▸ Supplied records
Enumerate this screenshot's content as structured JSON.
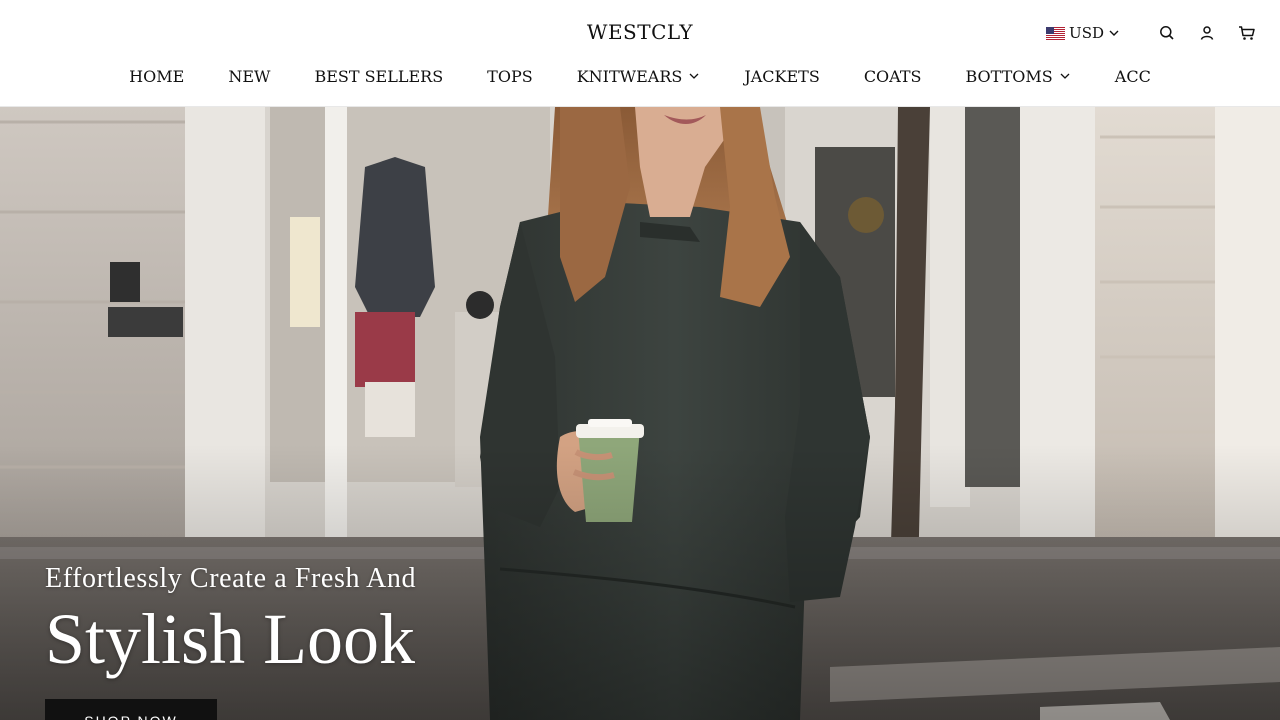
{
  "brand": {
    "logo": "WESTCLY"
  },
  "utilities": {
    "currency": "USD",
    "icons": [
      "search-icon",
      "account-icon",
      "cart-icon"
    ]
  },
  "nav": {
    "items": [
      {
        "label": "HOME",
        "dropdown": false
      },
      {
        "label": "NEW",
        "dropdown": false
      },
      {
        "label": "BEST SELLERS",
        "dropdown": false
      },
      {
        "label": "TOPS",
        "dropdown": false
      },
      {
        "label": "KNITWEARS",
        "dropdown": true
      },
      {
        "label": "JACKETS",
        "dropdown": false
      },
      {
        "label": "COATS",
        "dropdown": false
      },
      {
        "label": "BOTTOMS",
        "dropdown": true
      },
      {
        "label": "ACC",
        "dropdown": false
      }
    ]
  },
  "hero": {
    "subtitle": "Effortlessly Create a Fresh And",
    "title": "Stylish Look",
    "cta": "SHOP NOW"
  },
  "colors": {
    "header_bg": "#ffffff",
    "text": "#111111",
    "cta_bg": "#111111",
    "cta_text": "#ffffff"
  }
}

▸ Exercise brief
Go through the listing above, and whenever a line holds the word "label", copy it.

▸ Exercise solution
        "label": "HOME",
        "label": "NEW",
        "label": "BEST SELLERS",
        "label": "TOPS",
        "label": "KNITWEARS",
        "label": "JACKETS",
        "label": "COATS",
        "label": "BOTTOMS",
        "label": "ACC",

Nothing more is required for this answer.